вЂњYouвЂ™re making fools of us,вЂќ she said associated with the payday lenders. вЂњYou understand we are in need of it and also you know weвЂ™re gonna just just take whatever rate of interest you provide us with, particularly if it is to survive.вЂќ
Despite losing WilliamsвЂ™ company, the payday financing industry is alive and well in Mississippi, a situation who has for a long time led the nation for the number that is highest of check cashing shops per capita.
Consumer-protection advocates saw hope in guidelines the Obama AdministrationвЂ™s Customer Financial Protection Bureau, the agency that is federal appears down for customersвЂ™ interests when you look at the monetary industry, proposed to modify the industry considered usurious by its critics. But the loan that is payday has sued in federal court to help keep those guidelines from using impact the following year, while President Donald TrumpвЂ™s management is lobbying for lots more time and energy to rewrite, and a lot of most likely weaken, them.
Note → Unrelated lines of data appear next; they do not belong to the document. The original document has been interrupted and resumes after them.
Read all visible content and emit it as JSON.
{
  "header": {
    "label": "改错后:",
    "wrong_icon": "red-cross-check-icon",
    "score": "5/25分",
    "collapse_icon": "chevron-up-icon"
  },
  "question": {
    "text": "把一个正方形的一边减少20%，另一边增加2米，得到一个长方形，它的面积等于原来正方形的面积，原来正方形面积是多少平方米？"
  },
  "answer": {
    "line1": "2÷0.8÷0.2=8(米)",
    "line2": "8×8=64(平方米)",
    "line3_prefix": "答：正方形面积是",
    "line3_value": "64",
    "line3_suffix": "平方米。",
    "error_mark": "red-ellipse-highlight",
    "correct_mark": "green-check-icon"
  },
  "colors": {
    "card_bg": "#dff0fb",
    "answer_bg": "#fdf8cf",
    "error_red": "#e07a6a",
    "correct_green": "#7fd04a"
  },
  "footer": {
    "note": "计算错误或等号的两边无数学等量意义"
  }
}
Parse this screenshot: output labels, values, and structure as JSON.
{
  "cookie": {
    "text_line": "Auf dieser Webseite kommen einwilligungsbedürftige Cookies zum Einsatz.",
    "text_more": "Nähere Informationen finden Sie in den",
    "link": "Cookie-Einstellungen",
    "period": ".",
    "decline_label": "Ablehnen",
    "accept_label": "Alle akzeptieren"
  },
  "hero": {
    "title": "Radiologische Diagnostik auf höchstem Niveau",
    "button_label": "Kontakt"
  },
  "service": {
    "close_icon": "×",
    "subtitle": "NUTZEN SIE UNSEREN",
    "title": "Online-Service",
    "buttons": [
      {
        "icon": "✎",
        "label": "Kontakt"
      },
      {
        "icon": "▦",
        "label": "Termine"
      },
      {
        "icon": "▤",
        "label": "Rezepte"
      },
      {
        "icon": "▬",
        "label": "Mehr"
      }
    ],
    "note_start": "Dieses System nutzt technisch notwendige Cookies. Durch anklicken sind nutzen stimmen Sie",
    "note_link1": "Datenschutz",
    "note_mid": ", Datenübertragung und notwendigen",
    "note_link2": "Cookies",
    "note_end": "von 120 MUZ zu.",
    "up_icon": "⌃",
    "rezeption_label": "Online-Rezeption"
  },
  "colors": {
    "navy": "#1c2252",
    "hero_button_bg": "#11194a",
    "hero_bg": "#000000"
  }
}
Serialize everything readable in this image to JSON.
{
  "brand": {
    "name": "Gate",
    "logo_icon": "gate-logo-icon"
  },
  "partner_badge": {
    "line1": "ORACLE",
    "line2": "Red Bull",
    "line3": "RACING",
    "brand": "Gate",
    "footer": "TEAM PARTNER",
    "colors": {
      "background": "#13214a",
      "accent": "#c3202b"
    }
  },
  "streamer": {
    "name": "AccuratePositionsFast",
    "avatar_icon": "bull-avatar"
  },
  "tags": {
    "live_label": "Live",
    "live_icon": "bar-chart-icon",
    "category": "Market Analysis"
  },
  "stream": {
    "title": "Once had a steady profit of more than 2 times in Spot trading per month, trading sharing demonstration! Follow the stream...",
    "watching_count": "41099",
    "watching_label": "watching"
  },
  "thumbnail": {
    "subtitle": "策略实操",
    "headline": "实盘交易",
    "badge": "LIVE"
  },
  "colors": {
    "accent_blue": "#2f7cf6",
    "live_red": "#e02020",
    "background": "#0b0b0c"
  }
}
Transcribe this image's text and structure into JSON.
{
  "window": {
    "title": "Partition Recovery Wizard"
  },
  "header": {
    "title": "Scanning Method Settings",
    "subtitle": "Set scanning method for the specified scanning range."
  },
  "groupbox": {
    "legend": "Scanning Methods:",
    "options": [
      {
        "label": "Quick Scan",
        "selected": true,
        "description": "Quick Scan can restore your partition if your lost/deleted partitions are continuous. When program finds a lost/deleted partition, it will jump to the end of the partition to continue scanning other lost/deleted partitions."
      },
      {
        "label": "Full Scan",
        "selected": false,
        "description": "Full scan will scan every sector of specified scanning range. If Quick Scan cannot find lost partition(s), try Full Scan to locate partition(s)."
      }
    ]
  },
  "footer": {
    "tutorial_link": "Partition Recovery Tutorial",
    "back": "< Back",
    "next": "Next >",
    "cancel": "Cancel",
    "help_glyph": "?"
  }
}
The draft form of the federal brand brand new laws would need, among other items, that loan providers better confirm a borrowerвЂ™s capacity to spend the loan back.
Meanwhile, the Mississippi Legislature quietly offered new lease of life to a legislation that created a fresh type of small-dollar loan in the event the Obama-era guidelines moved ahead. Composing loans вЂњwithout reasonably determining that customers are able to repay the loans,вЂќ will be classified as an вЂњunfair and abusive practice,вЂќ in line with the CFPBвЂ™s web site.
вЂњTheyвЂ™re likely to drop with a few laws that fundamentally, when we donвЂ™t do just about anything, will place this industry away from company,вЂќ Rep. Hank Zuber, R-Ocean Springs and president of your home Banking Committee, told their home peers in 2016.
ZuberвЂ™s remarks came as he introduced the Mississippi Credit Availability Act , which created a product that is new an installment loan. Critics state the loans target low-income Mississippians with bad or no credit although the industry keeps the loans help those who lack use of loans that are traditional.
Zuber failed to get back communications looking for a job interview with this whole tale nor did the Community Financial solutions Association of America, a trade team that lobbies for cash advance businesses into the state.
The buyer installment loan is referred to as a hybrid between your payday loan and name loan вЂ” by which an individual swaps the name of these automobile for money. Under an installment loan, a loan provider can loan as much as $2,500 вЂ” six times the payday loan that is largest allowable by state law вЂ” and has now greater recourse against delinquency than under a name loan.